sample-count

< Previous | Next >

lawana

Senior Member
Spanish
Can anybody tell me the meaning of sample-count in this context? Is it just "sample" or does "count" modify it somehow? The narrator is describing the people in the street around her.

An ubiquitous "sample-count" from Berlin is measuring his wits with a young Norwegian merchant... (George Egerton, The Spell of the White Elf, 1890's)

Thanks!
 
  • Parla

    Member Emeritus
    English - US
    Can anybody tell me the meaning of sample-count in this context? Is it just "sample" or does "count" modify it somehow? The narrator is describing the people in the street around her.

    An ubiquitous "sample-count" from Berlin is measuring his wits with a young Norwegian merchant... (George Egerton, The Spell of the White Elf, 1890's)
    A mystery to me. The only contemporary (meaning 2010) definition would be a counting of samples of something, which doesn't fit the citation; the latter is obviously a description of a person.

    I've checked a number of dictionaries, including two from the 19th century, but I've found nothing. I can only conclude that it was some sort of 1890s slang term.
     

    Thomas Tompion
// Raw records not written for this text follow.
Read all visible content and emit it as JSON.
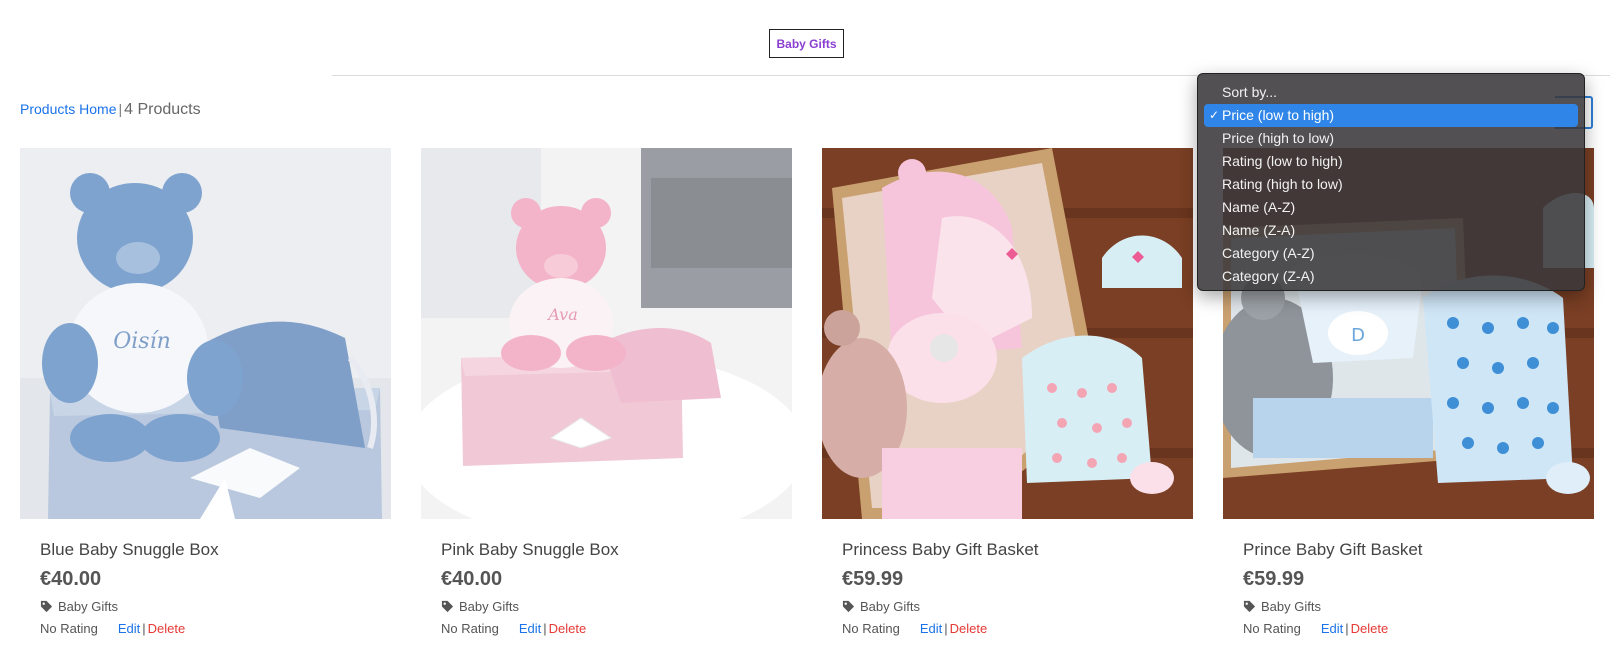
{
  "category_badge": "Baby Gifts",
  "summary": {
    "home_link": "Products Home",
    "separator": "|",
    "count_text": "4 Products"
  },
  "sort": {
    "options": [
      {
        "label": "Sort by..."
      },
      {
        "label": "Price (low to high)",
        "selected": true
      },
      {
        "label": "Price (high to low)"
      },
      {
        "label": "Rating (low to high)"
      },
      {
        "label": "Rating (high to low)"
      },
      {
        "label": "Name (A-Z)"
      },
      {
        "label": "Name (Z-A)"
      },
      {
        "label": "Category (A-Z)"
      },
      {
        "label": "Category (Z-A)"
      }
    ],
    "check_mark": "✓"
  },
  "products": [
    {
      "name": "Blue Baby Snuggle Box",
      "price": "€40.00",
      "category": "Baby Gifts",
      "rating": "No Rating",
      "edit": "Edit",
      "delete": "Delete"
    },
    {
      "name": "Pink Baby Snuggle Box",
      "price": "€40.00",
      "category": "Baby Gifts",
      "rating": "No Rating",
      "edit": "Edit",
      "delete": "Delete"
    },
    {
      "name": "Princess Baby Gift Basket",
      "price": "€59.99",
      "category": "Baby Gifts",
      "rating": "No Rating",
      "edit": "Edit",
      "delete": "Delete"
    },
    {
      "name": "Prince Baby Gift Basket",
      "price": "€59.99",
      "category": "Baby Gifts",
      "rating": "No Rating",
      "edit": "Edit",
      "delete": "Delete"
    }
  ],
  "image_text": {
    "bear_blue": "Oisín",
    "bear_pink": "Ava"
  },
  "colors": {
    "badge_text": "#8a3fd1",
    "link": "#1a73e8",
    "delete": "#e53935",
    "select_highlight": "#2f86e8"
  },
  "icons": {
    "category": "tag-icon",
    "selected": "checkmark-icon"
  }
}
    Senior Member
    English - England
    Have you given us the words from the novel itself, Lawana? I think we might need them, together with the sentences on either side, and as much extra context as you can give us.
     

    panjandrum
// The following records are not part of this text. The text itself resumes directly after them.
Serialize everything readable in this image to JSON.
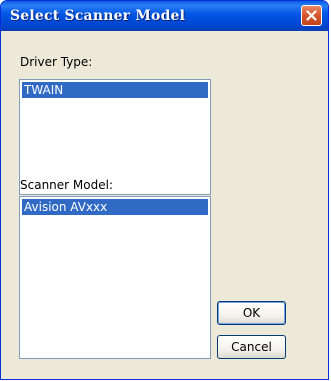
{
  "window": {
    "title": "Select Scanner Model"
  },
  "driver_type": {
    "label": "Driver Type:",
    "items": [
      "TWAIN"
    ],
    "selected": "TWAIN"
  },
  "scanner_model": {
    "label": "Scanner Model:",
    "items": [
      "Avision AVxxx"
    ],
    "selected": "Avision AVxxx"
  },
  "buttons": {
    "ok": "OK",
    "cancel": "Cancel"
  },
  "icons": {
    "close": "close-icon"
  },
  "colors": {
    "titlebar": "#0055e5",
    "selection": "#316ac5",
    "close": "#d8582e",
    "dialog_bg": "#ece9d8"
  }
}
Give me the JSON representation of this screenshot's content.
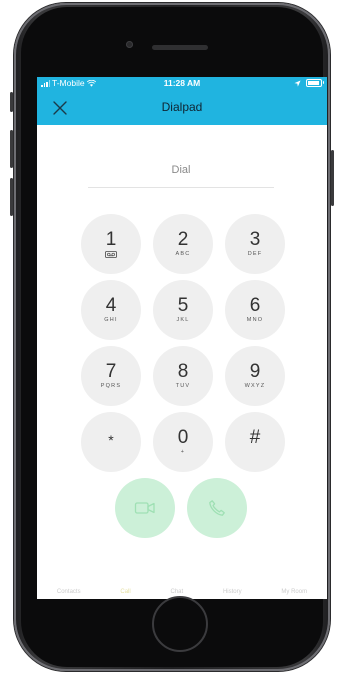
{
  "status_bar": {
    "carrier": "T-Mobile",
    "time": "11:28 AM",
    "battery_level": 0.9
  },
  "nav": {
    "title": "Dialpad",
    "close_icon": "close-icon"
  },
  "dial_input": {
    "placeholder": "Dial"
  },
  "keypad": [
    {
      "digit": "1",
      "letters": "",
      "icon": "voicemail-icon"
    },
    {
      "digit": "2",
      "letters": "ABC"
    },
    {
      "digit": "3",
      "letters": "DEF"
    },
    {
      "digit": "4",
      "letters": "GHI"
    },
    {
      "digit": "5",
      "letters": "JKL"
    },
    {
      "digit": "6",
      "letters": "MNO"
    },
    {
      "digit": "7",
      "letters": "PQRS"
    },
    {
      "digit": "8",
      "letters": "TUV"
    },
    {
      "digit": "9",
      "letters": "WXYZ"
    },
    {
      "digit": "*",
      "letters": ""
    },
    {
      "digit": "0",
      "letters": "+"
    },
    {
      "digit": "#",
      "letters": ""
    }
  ],
  "actions": {
    "video_call_icon": "video-camera-icon",
    "voice_call_icon": "phone-icon",
    "call_button_color": "#ccf0d8"
  },
  "tabs": [
    {
      "label": "Contacts"
    },
    {
      "label": "Call"
    },
    {
      "label": "Chat"
    },
    {
      "label": "History"
    },
    {
      "label": "My Room"
    }
  ],
  "colors": {
    "accent": "#20b4e0",
    "key_background": "#efefef"
  }
}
    Lapsed Moderator
    English-Ireland (top end)
    Are you saying that it could be either a salesman or a diplomat???
    I quoted a definition from Volume VI of:
    A DICTIONARY HISTORICAL AND COMPARATIVE OF THE
    HETERODOX SPEECH OF ALL CLASSES OF SOCIETY
    FOR MORE THAN THREE HUNDRED YEARS
    ... published in 1890.
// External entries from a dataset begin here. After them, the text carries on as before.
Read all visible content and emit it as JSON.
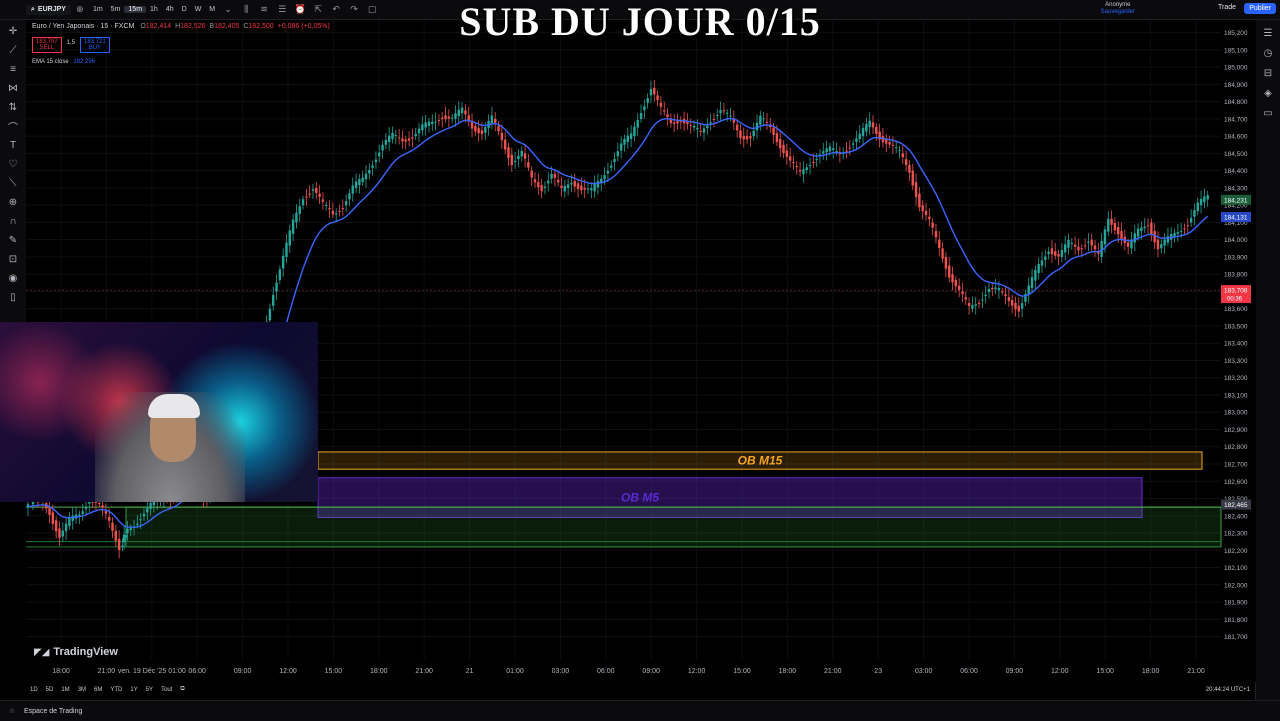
{
  "overlay_title": "SUB DU JOUR 0/15",
  "toolbar": {
    "symbol": "EURJPY",
    "intervals": [
      "1m",
      "5m",
      "15m",
      "1h",
      "4h",
      "D",
      "W",
      "M"
    ],
    "active_interval": "15m",
    "account_name": "Anonyme",
    "account_save": "Sauvegarder",
    "trade_label": "Trade",
    "publish_label": "Publier"
  },
  "legend": {
    "name": "Euro / Yen Japonais · 15 · FXCM",
    "o_label": "O",
    "o_value": "182,414",
    "h_label": "H",
    "h_value": "182,526",
    "l_label": "B",
    "l_value": "182,405",
    "c_label": "C",
    "c_value": "182,500",
    "change": "+0,086 (+0,05%)",
    "sell_price": "183,707",
    "sell_label": "SELL",
    "spread": "1,5",
    "buy_price": "183,721",
    "buy_label": "BUY",
    "ema_label": "EMA 15 close",
    "ema_value": "182,296"
  },
  "chart_data": {
    "type": "candlestick",
    "price_axis": [
      "185,200",
      "185,100",
      "185,000",
      "184,900",
      "184,800",
      "184,700",
      "184,600",
      "184,500",
      "184,400",
      "184,300",
      "184,200",
      "184,100",
      "184,000",
      "183,900",
      "183,800",
      "183,700",
      "183,600",
      "183,500",
      "183,400",
      "183,300",
      "183,200",
      "183,100",
      "183,000",
      "182,900",
      "182,800",
      "182,700",
      "182,600",
      "182,500",
      "182,400",
      "182,300",
      "182,200",
      "182,100",
      "182,000",
      "181,900",
      "181,800",
      "181,700"
    ],
    "ylim": [
      181.68,
      185.25
    ],
    "time_axis": [
      "18:00",
      "21:00",
      "ven. 19 Déc '25  01:00",
      "06:00",
      "09:00",
      "12:00",
      "15:00",
      "18:00",
      "21:00",
      "21",
      "01:00",
      "03:00",
      "06:00",
      "09:00",
      "12:00",
      "15:00",
      "18:00",
      "21:00",
      "23",
      "03:00",
      "06:00",
      "09:00",
      "12:00",
      "15:00",
      "18:00",
      "21:00"
    ],
    "price_labels": {
      "ema": "184,131",
      "top": "184,231",
      "current": "183,708",
      "countdown": "00:36",
      "crosshair": "182,465"
    },
    "price_path": [
      [
        0,
        182.45
      ],
      [
        15,
        182.5
      ],
      [
        25,
        182.42
      ],
      [
        35,
        182.28
      ],
      [
        45,
        182.37
      ],
      [
        55,
        182.41
      ],
      [
        65,
        182.5
      ],
      [
        75,
        182.46
      ],
      [
        85,
        182.36
      ],
      [
        95,
        182.22
      ],
      [
        100,
        182.3
      ],
      [
        110,
        182.35
      ],
      [
        120,
        182.42
      ],
      [
        130,
        182.48
      ],
      [
        140,
        182.5
      ],
      [
        150,
        182.52
      ],
      [
        160,
        182.6
      ],
      [
        170,
        182.7
      ],
      [
        180,
        182.5
      ],
      [
        190,
        182.55
      ],
      [
        200,
        182.65
      ],
      [
        210,
        182.9
      ],
      [
        220,
        183.1
      ],
      [
        230,
        183.3
      ],
      [
        240,
        183.45
      ],
      [
        250,
        183.7
      ],
      [
        260,
        183.9
      ],
      [
        270,
        184.1
      ],
      [
        280,
        184.25
      ],
      [
        290,
        184.3
      ],
      [
        300,
        184.2
      ],
      [
        310,
        184.15
      ],
      [
        320,
        184.2
      ],
      [
        330,
        184.3
      ],
      [
        340,
        184.35
      ],
      [
        350,
        184.45
      ],
      [
        360,
        184.55
      ],
      [
        370,
        184.6
      ],
      [
        380,
        184.58
      ],
      [
        390,
        184.6
      ],
      [
        400,
        184.65
      ],
      [
        410,
        184.68
      ],
      [
        420,
        184.72
      ],
      [
        430,
        184.7
      ],
      [
        440,
        184.75
      ],
      [
        450,
        184.66
      ],
      [
        460,
        184.62
      ],
      [
        470,
        184.7
      ],
      [
        480,
        184.58
      ],
      [
        490,
        184.45
      ],
      [
        500,
        184.5
      ],
      [
        510,
        184.35
      ],
      [
        520,
        184.3
      ],
      [
        530,
        184.38
      ],
      [
        540,
        184.28
      ],
      [
        550,
        184.34
      ],
      [
        560,
        184.3
      ],
      [
        570,
        184.28
      ],
      [
        580,
        184.35
      ],
      [
        590,
        184.45
      ],
      [
        600,
        184.55
      ],
      [
        610,
        184.6
      ],
      [
        620,
        184.75
      ],
      [
        630,
        184.88
      ],
      [
        640,
        184.75
      ],
      [
        650,
        184.68
      ],
      [
        660,
        184.7
      ],
      [
        670,
        184.65
      ],
      [
        680,
        184.62
      ],
      [
        690,
        184.7
      ],
      [
        700,
        184.75
      ],
      [
        710,
        184.7
      ],
      [
        720,
        184.6
      ],
      [
        730,
        184.6
      ],
      [
        740,
        184.7
      ],
      [
        750,
        184.65
      ],
      [
        760,
        184.55
      ],
      [
        770,
        184.45
      ],
      [
        780,
        184.38
      ],
      [
        790,
        184.45
      ],
      [
        800,
        184.5
      ],
      [
        810,
        184.52
      ],
      [
        820,
        184.5
      ],
      [
        830,
        184.55
      ],
      [
        840,
        184.6
      ],
      [
        850,
        184.68
      ],
      [
        860,
        184.6
      ],
      [
        870,
        184.55
      ],
      [
        880,
        184.5
      ],
      [
        890,
        184.4
      ],
      [
        900,
        184.2
      ],
      [
        910,
        184.1
      ],
      [
        920,
        183.95
      ],
      [
        930,
        183.8
      ],
      [
        940,
        183.7
      ],
      [
        950,
        183.6
      ],
      [
        960,
        183.65
      ],
      [
        970,
        183.72
      ],
      [
        980,
        183.7
      ],
      [
        990,
        183.65
      ],
      [
        1000,
        183.6
      ],
      [
        1010,
        183.72
      ],
      [
        1020,
        183.85
      ],
      [
        1030,
        183.95
      ],
      [
        1040,
        183.9
      ],
      [
        1050,
        183.98
      ],
      [
        1060,
        183.95
      ],
      [
        1070,
        184.0
      ],
      [
        1080,
        183.9
      ],
      [
        1090,
        184.12
      ],
      [
        1100,
        184.05
      ],
      [
        1110,
        183.95
      ],
      [
        1120,
        184.05
      ],
      [
        1130,
        184.1
      ],
      [
        1140,
        183.95
      ],
      [
        1150,
        184.0
      ],
      [
        1160,
        184.05
      ],
      [
        1170,
        184.1
      ],
      [
        1180,
        184.2
      ],
      [
        1190,
        184.25
      ]
    ],
    "zones": [
      {
        "name": "OB M15",
        "low": 182.67,
        "high": 182.77,
        "color": "#f5a623"
      },
      {
        "name": "OB M5",
        "low": 182.39,
        "high": 182.62,
        "color": "#6b2bd9"
      },
      {
        "name": "",
        "low": 182.22,
        "high": 182.45,
        "color": "#3aa33a"
      }
    ]
  },
  "bottom": {
    "ranges": [
      "1D",
      "5D",
      "1M",
      "3M",
      "6M",
      "YTD",
      "1Y",
      "5Y",
      "Tout"
    ],
    "clock": "20:44:24 UTC+1",
    "brand": "TradingView",
    "workspace": "Espace de Trading"
  }
}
    This suggests that the "sample-count" may therefore be a traveller or an ambassador. What kind of traveller? Probably, taking into account the "commercial" label, a commercial traveller - one travelling on business.
    Whether a salesman or a buyer I have no idea.
    From the same source:
    AMBASSADOR OF COMMERCE, subs.
    (familiar). A commercial traveller;

    (The link to this dictionary in my earlier post has been repaired.)
     

    Thomas Tompion

    Senior Member
    English - England
    I wonder if it was assuming a figurative meaning for ambassador, just as we sometimes call a commercial traveller a representative.

    I'm still puzzled as to how those two words (sample and count) can have come to have this meaning. Can it be that commercial travellers are thought to spend their time counting samples?
     

    lawana

    Senior Member
    Spanish
    Thanks for the link, Panjandrum. It's very useful.
    And thank you everyone for your great help!
     

    panjandrum

    Lapsed Moderator
    English-Ireland (top end)
    Oops.
    The online version of this dictionary has a blank line after the text I quoted.
    Looking again, to see if there were any clues about the origins of the term, I see that the definition continues.
    Here is the full text.
    SAMPLE-COUNT, sfo. (commercial).
    A traveller ; an AMBASSADOR OF COMMERCE (q.V.}.
    1894. EGERTON, Keynotes, 72. An ubiquitous SAMPLE-COUNT from Berlin is measuring his wits with a ... merchant.
    The definition of "ambassador of commerce" is given in an earlier post.

    I wonder if the term might be an anglicised pronounciation of a relevant term in another language.
     
    < Previous | Next >
    Top